Choosing digital channels has become increasingly complex in the past few years, with so many platforms to operate from and limited budget and resource brands are spending a huge amount of time calculating where best to reside. Earlier this week Brian Solis released Version 3 of the conversation prism which further underlines the sudden explosion of potential channels you as a brand could be using.
For those new to the market, undoubtedly the choice (whether correct or not) has been, whether to plump for Facebook or Twitter and this week two sets of figures emerged. The first from Visible Banking unveiled the most popular banks by Facebook fans, revealing that in the UK Barclays and RBS were out front by a long way. Interestingly while their Facebook presence is solid, their Twitter activity is far less co-ordinated. Around the same time it was revealed that in the US 45% of asset management companies had a social media presence, but it is evidenced that there is more engagement activity through Twitter and less so on Facebook.
So what? Well a couple of interesting pieces emerged this week that pointed to the future value of Twitter versus Facebook as a sales channel. Forrester research suggested that Twitter followers had a 37% propensity to purchase from the brands they followed as opposed to 21% on Facebook. This is a stark difference, but given the comparable numbers of users Facebook is still going to win out on sheer volume alone, in terms of its ability to drive leads. All of this has to be contextualied however, following a statement from Twitter's departing CEO, Ev Williams who stated, that the Twitter user base has the potential to reach 1 billion users. That number puts a different veneer on the scale of opportunity for brands.

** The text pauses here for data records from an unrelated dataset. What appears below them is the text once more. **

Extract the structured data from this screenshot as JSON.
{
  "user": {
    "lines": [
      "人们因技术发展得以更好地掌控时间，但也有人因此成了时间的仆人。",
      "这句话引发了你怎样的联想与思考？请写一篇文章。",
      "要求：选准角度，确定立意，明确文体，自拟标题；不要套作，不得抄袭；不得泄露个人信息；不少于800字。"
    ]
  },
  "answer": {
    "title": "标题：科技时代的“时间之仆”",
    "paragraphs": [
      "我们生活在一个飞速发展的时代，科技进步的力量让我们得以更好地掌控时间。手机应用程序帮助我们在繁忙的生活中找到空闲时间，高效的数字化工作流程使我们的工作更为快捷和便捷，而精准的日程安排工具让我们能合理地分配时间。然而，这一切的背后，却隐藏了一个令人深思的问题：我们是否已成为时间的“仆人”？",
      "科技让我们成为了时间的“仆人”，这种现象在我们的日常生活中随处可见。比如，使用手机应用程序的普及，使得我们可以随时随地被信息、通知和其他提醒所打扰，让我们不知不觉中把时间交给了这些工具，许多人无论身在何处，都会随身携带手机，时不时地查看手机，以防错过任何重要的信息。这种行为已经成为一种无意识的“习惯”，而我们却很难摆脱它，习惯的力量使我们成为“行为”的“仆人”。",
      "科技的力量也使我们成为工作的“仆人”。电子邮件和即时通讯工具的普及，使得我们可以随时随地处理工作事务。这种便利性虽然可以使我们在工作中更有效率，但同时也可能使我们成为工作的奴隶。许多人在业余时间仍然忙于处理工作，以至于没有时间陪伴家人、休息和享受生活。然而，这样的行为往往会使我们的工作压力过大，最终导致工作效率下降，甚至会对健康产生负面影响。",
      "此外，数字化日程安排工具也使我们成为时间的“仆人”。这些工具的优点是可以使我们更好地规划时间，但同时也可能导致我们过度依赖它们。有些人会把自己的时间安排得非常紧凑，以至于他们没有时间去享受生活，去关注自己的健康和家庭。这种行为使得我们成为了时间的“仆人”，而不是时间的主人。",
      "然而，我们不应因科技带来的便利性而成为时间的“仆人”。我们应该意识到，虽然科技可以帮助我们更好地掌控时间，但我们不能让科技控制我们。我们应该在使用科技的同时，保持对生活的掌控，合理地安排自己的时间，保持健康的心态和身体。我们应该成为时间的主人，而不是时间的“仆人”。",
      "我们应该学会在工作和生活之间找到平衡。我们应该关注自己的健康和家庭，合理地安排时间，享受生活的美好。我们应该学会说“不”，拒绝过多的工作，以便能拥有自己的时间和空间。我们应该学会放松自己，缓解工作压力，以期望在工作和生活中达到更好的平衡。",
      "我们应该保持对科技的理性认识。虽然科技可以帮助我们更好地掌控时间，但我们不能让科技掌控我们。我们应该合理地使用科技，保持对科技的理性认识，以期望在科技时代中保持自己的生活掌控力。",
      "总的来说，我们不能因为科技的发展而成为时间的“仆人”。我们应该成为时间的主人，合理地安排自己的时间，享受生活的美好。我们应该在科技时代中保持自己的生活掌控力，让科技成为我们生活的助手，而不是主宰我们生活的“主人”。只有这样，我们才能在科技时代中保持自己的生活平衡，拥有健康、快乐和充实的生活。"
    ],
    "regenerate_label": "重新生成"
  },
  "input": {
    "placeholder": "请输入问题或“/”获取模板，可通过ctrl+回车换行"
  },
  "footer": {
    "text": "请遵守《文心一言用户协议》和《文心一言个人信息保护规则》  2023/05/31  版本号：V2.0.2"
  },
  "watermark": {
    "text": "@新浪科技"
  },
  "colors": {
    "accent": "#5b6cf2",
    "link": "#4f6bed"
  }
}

Frankly, at the bottom of this social mountain we have begun to climb the message has to be - keep testing. See what works, invest more in that area and then keep on testing. There's nothing to say that either of these platforms will even be recognisable in 5 years time so there's little point in watching and waiting it’d be better to get involved and see where it takes you.
Head of Digital

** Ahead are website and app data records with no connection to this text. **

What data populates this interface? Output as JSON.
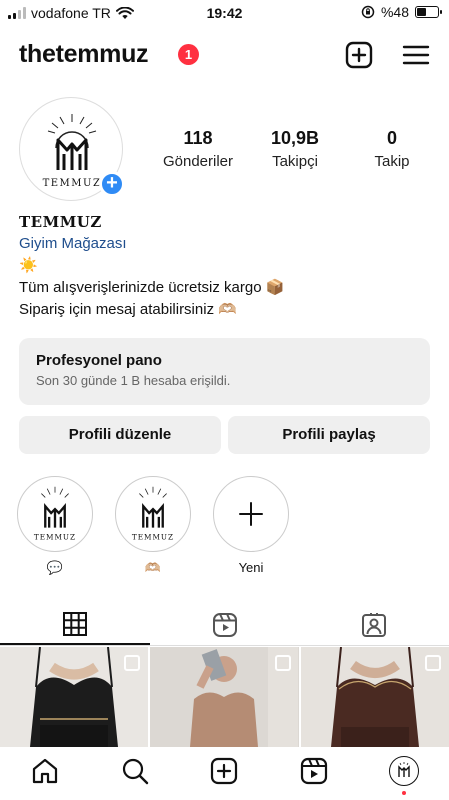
{
  "status_bar": {
    "carrier": "vodafone TR",
    "time": "19:42",
    "battery": "%48",
    "battery_level": 0.48
  },
  "header": {
    "username": "thetemmuz",
    "notification_count": "1",
    "icons": [
      "plus-square-icon",
      "menu-icon"
    ]
  },
  "profile": {
    "avatar_text": "TEMMUZ",
    "stats": [
      {
        "value": "118",
        "label": "Gönderiler"
      },
      {
        "value": "10,9B",
        "label": "Takipçi"
      },
      {
        "value": "0",
        "label": "Takip"
      }
    ],
    "bio": {
      "name": "TEMMUZ",
      "category": "Giyim Mağazası",
      "line1": "☀️",
      "line2": "Tüm alışverişlerinizde ücretsiz kargo 📦",
      "line3": "Sipariş için mesaj atabilirsiniz 🫶🏼"
    }
  },
  "professional_dashboard": {
    "title": "Profesyonel pano",
    "subtitle": "Son 30 günde 1 B hesaba erişildi."
  },
  "buttons": {
    "edit_profile": "Profili düzenle",
    "share_profile": "Profili paylaş"
  },
  "highlights": [
    {
      "caption": "💬",
      "text": "TEMMUZ"
    },
    {
      "caption": "🫶🏼",
      "text": "TEMMUZ"
    },
    {
      "caption": "Yeni"
    }
  ],
  "tabs": [
    "grid-icon",
    "reels-icon",
    "tagged-icon"
  ],
  "grid": {
    "colors": [
      "#1c1c1c",
      "#b58c74",
      "#4a2a22"
    ]
  },
  "bottom_nav": [
    "home-icon",
    "search-icon",
    "create-icon",
    "reels-icon",
    "profile-avatar"
  ]
}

Thursday, 7 October 2010
Three weeks ago ASB in New Zealand opened the doors (or whatever you term the online equivalent, launched I guess) to Facebook's first online bank branch. We blogged some months back about the potential for Facebook to become a major player in banking services and what ASB have done is recognise that potential and faced it head on, moving their services on to the social network. It's a brave move but one that was inevitable.
Last week we tried the branch out. It's a very simple service. At its heart it's an online chat interface built directly into Facebook. There are a selection of advisers to choose to talk to, all of whom are named and photographed individuals, to increase the person to person appeal that is the hallmark of social networking and you are able to choose from those available to chat.
We spoke to Elysse to find out how the launch was going? She was friendly, personable and very knowledgable and stated there had been considerable interest in the service. Although ASB are at present unable to offer services to those overseas, she said they had had considerable contact from New Zealand travellers who were able to sort out their issues quickly and easily through Facebook.
We went on to have a brief Twitter chat with Anna Curzon the General Manager, Internet Banking for ASB who confirmed the interest
That second statement really underlines the point of introducing this branch concept in to Facebook. In a time impoverished and globalised environment brands need to be in the places their customers are. Financial services brands are definitely behind the curve in following that trend, but ASB has made a huge step forward.
While the services through the ASB Facebook branch are currently limited the mere fact that they are there speaks volumes for their foresight and ambition. This is a bold first move and we’re sure it will be the first of many. We will keep an eye on whether ASB benefits from first mover advantage.
Head of Digital